Sunday, April 10, 2011

Oak Creek Spire

I'm a big fan of Startrail photography, and a bigger fan of interesting rock formations. Finding an interesting way to combine the two was my goal for this image. My first foray to Sedona a couple of years ago created, to date, some of my favorite images. They sold well at the Vora Financial gallery, but there were, however, some issues in the process that I needed to iron out. The biggest issue was mainly getting an interval programmable timer.
I spotted this spire from miles away, and wanted to find a way to get up close with the intent of making a star trail composition. Kristi and I hiked about three miles in and cross-countr-ied to a top of a hill. The area is just inside the Coconino National Forest, so fortunately overnight camping would be allowed. We returned with our backpacks, and set up camp on the hill, a few feet from this vantage point. It turned out to be a magical evening from sunset to dawn, the views were spectacular, and the stars vivid. One direction we had views of Cathedral Rock, Courthouse Butte, and Castle Rock. We packed up our backpacks with food, water, wine, and gear and headed out late in the afternoon. The full heat of the day was still present, but we only had a short distance to hike. We set up camp with plenty of light left in the day. It gave us time to pick the perfect spot, and solidify the perfect vantage point to set the tripod. Once the sun started to set, I began taking various images while Kristi made dinner.Although not part of the original plan I was able to grab some interesting images of Cathedral rock, during and right after sunset. I was satisfied at that point to eat dinner and wait for dusk. Before it got too dark I set up my tripod and composed the star trail image of Oak Creek Spire. I took some preliminary high ISO shots (3200), to calculate what shutter speed I might be using. This ended up to be a bit of a trial and error, because the sky kept getting darker. My initial calculations left the shutter open about three and a half minutes, at ISO 100. This was not enough to get the results I needed. The star trails weren't long or bright enough, and the rock face was just a silhouette. It was okay, because my intent was to blend in a well exposed image of the spire. I doubled the shutter speed to seven minutes, which gave me the correct exposure for the rock face. The next hour or so I fussed around with the interval remote timer trying to program it. The directions were a complete folly, as they must have been loosely translated from Chinese, or Japanese, complete with typos (e.g. see for sec., and other serious grammatical errors) rendering them all but useless. I settled on ten five minute exposures for the actual startrails at ISO 100. The rest of the process was all done in Adobe photoshop. Here was my work flow: Import Raw images into Apple Aperture for initial review. Then export the 10 startrail images as 16 bit Tiffs to a predetermined folder, titled "Oak Creek Spire Startrails." The next step was achieved with the help of Dr. Browns scripts for Photoshop called "Stack-a-Matic." This is a free script that basically automates the stacking process. It takes the images and stacks them in layers, then blends them, and ultimately turns them into a smart object where you can flatten them and make a single image. The script can only be started from Adobe bridge, hence the need for the dedicated folder that I exported the Tiffs to. I highlighted all ten images and went to the tools menu, chose "Stack-a-Matic" and ran the script. I used the "maximum" value for the blending, and forced the image to 16 bit mode. After flattening the image I saved it as a new copy to the same folder. I then opened the image of the correctly exposed spire, used the magic wand to trace the rock formation. I created a new layer in the startrail image, and option-dragged the rock formation to the new layer, aligning it over the silhouette. From there I did some final adjustments, and imported it back to Aperture so I can export it to the web. BAM! With the correct tools, and careful planning, what began as a potential vision was realized and executed. Below was the gear used for this image:

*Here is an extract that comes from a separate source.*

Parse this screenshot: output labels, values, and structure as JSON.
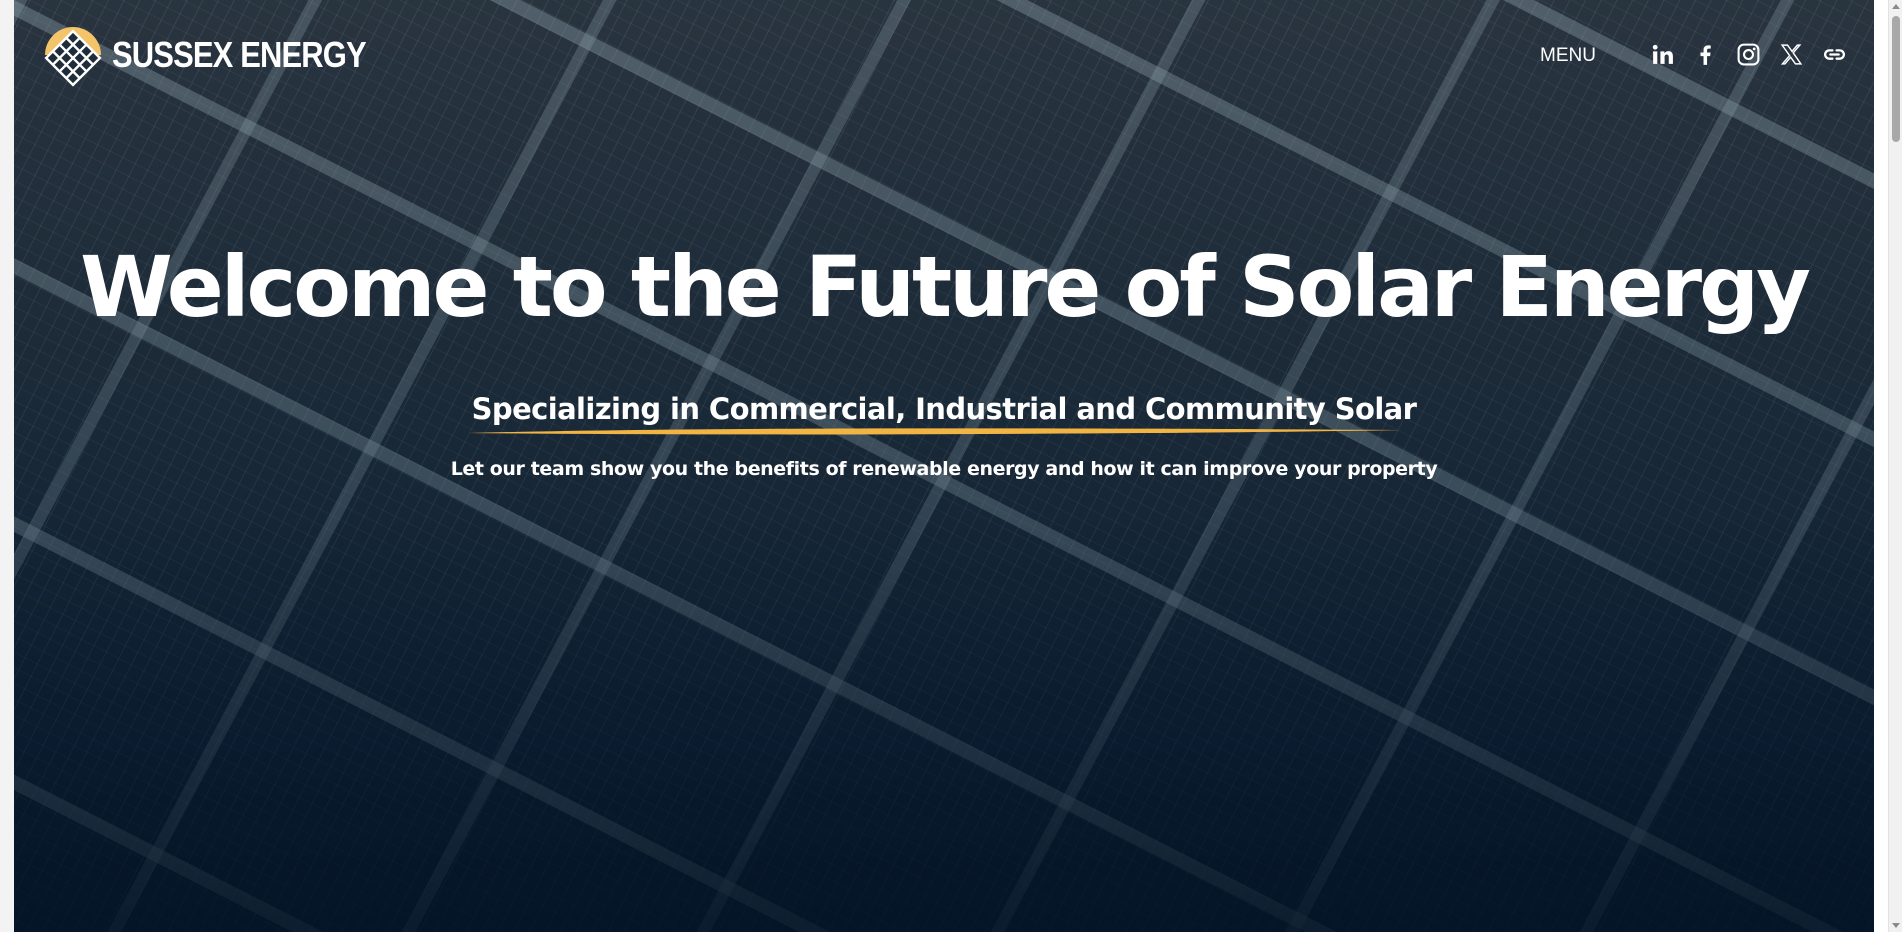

Pentax K-5, Vivitar Komine 28mm f2.0 Close Focus Wide Angle: A01 ( for those legacy lens collectors) Programmable interval timer, tripod.

1 comment:

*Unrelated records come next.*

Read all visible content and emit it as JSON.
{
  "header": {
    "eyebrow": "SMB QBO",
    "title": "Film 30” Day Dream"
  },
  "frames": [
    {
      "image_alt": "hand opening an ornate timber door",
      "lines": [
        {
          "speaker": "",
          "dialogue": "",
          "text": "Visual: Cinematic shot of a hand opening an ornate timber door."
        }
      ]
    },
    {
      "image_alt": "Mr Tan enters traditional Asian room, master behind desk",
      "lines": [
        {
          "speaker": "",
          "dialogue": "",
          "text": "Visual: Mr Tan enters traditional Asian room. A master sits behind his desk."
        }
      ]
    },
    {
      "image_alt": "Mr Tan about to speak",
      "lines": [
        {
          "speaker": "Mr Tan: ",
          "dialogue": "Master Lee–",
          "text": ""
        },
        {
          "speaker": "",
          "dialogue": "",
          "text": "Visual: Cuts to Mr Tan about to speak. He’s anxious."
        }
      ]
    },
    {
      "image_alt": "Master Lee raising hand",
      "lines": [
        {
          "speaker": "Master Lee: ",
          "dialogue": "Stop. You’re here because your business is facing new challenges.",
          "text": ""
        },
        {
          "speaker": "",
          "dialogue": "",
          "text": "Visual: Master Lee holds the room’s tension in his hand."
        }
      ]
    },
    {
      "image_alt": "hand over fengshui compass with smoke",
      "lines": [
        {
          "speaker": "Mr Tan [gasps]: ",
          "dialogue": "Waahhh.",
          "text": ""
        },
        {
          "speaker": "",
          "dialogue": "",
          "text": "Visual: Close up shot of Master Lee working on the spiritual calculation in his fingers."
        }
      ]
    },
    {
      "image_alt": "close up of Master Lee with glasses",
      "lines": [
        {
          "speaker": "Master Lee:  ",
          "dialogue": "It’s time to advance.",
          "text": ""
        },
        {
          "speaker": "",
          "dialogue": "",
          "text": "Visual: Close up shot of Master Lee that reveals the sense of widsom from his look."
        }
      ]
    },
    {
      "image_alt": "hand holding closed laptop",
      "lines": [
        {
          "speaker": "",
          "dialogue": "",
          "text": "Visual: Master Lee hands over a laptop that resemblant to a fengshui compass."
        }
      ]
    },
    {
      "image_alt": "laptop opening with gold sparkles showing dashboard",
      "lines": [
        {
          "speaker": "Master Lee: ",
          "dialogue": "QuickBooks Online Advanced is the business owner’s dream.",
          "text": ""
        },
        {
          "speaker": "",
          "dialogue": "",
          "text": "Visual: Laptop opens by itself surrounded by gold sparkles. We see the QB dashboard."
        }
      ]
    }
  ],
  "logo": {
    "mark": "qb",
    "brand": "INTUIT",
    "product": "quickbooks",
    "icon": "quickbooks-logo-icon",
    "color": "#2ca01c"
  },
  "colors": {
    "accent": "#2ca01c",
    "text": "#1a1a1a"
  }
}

  1. I saw this pic on MacRumors. Thanks for sharing! I'm just getting into photography and the art that you guys create with your lenses and photoshop amaze me.